Obvious question: who wouldn’t want Phelps around for the 200 IM and the relays?
“We miss Michael,” Ledecky had said at a news conference opening the meet. “We miss his presence on the team. Whether he’s retired or not, we will see. We will see.”
As for Lochte, and his prospects going forward — when he is in shape and his head is in the right place, he is a force.
Those, though, are two big if’s.
Franklin, when she is not contending with injuries, is world-class in every way. In and out of the pool. Any U.S. team with a healthy Missy Franklin can only be that much better.
Ledecky, simply put, is so good that she must contend with an expectation that is wholly unrealistic: if she doesn’t break a world record every time she dives into the pool, some significant number of people go, what’s wrong?
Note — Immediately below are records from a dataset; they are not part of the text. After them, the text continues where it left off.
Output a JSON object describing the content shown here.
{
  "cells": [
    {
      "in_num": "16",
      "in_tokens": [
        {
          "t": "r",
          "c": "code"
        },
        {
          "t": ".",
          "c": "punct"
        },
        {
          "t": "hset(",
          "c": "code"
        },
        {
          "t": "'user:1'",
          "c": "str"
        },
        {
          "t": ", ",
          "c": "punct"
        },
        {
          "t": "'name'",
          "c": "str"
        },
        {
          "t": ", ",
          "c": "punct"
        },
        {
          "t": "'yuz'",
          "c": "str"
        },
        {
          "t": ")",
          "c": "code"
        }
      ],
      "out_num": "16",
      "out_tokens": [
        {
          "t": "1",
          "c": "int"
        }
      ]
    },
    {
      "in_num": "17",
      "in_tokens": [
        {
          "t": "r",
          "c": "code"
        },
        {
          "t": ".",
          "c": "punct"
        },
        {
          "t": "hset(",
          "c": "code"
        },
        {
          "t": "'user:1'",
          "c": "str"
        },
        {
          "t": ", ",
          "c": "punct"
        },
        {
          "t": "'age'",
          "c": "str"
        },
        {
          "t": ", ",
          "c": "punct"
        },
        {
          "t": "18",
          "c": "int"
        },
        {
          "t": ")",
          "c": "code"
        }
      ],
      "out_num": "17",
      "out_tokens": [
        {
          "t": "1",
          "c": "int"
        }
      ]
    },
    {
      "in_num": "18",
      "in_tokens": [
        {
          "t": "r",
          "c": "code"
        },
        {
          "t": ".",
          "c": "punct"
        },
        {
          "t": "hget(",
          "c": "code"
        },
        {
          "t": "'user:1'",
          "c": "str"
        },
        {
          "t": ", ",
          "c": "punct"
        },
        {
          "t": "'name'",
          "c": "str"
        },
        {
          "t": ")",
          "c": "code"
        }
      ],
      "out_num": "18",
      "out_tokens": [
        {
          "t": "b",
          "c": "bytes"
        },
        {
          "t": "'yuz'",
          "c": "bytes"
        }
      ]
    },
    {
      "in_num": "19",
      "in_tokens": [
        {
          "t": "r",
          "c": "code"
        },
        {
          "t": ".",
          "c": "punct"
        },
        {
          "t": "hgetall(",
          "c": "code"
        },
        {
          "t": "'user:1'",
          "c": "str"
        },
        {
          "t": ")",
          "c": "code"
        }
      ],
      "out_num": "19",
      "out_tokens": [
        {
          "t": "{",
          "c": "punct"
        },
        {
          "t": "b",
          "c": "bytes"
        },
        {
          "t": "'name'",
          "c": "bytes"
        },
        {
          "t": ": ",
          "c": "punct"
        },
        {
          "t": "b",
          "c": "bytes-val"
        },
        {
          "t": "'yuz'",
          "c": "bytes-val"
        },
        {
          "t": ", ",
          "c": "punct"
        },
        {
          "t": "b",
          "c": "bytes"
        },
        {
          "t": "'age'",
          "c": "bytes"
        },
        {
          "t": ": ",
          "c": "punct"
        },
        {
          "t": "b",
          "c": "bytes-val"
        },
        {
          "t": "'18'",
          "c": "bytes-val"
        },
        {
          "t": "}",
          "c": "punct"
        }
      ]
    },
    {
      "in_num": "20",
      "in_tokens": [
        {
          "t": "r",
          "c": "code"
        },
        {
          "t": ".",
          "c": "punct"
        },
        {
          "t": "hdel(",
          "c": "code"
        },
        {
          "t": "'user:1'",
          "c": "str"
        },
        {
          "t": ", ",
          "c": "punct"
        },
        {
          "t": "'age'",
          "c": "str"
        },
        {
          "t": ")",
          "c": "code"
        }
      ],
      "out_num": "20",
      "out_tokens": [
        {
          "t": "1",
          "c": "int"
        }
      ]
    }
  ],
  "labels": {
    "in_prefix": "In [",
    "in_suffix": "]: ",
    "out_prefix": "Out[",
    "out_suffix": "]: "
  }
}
People, Katie Ledecky just won five gold medals and one silver. Are you serious?
She had a choppy final 50 in the 200 free, and it cost her the race. It happens. In her other individual finals, the 400, 800 and 1500, the rest of the best in the world did not seriously threaten her.
Here is a better approach: kudos to Katie Ledecky for sustained excellence.
As for Dressel, who like Ledecky is just 20 years old:
All he did was make himself the breakout star of a team that, absent Phelps and Lochte, was suddenly on the lookout for a young breakout star. Nathan Adrian and Matt Grevers were here; they won medals; both are also Olympic gold medalists in their own right; but, as Adrian said late Saturday, something is always impossible until someone — in this instance, Dressel — does it.
On Saturday: three world championship medals in one day (50 free, 100 fly, mixed 4x1 free relay). That’s unprecedented.
Before the meet began, Ledecky, making like a prophet, had said, referring to Phelps, “I think not having Michael any more really sort of, I think, has raised the game on the men’s side. And I’m excited to see some swimmers like Caeleb step up. I think the men’s is really going to be really good. I think our relays are going to be really good. I think we’re we’re excited to take our first step toward Tokyo.”
Like — why?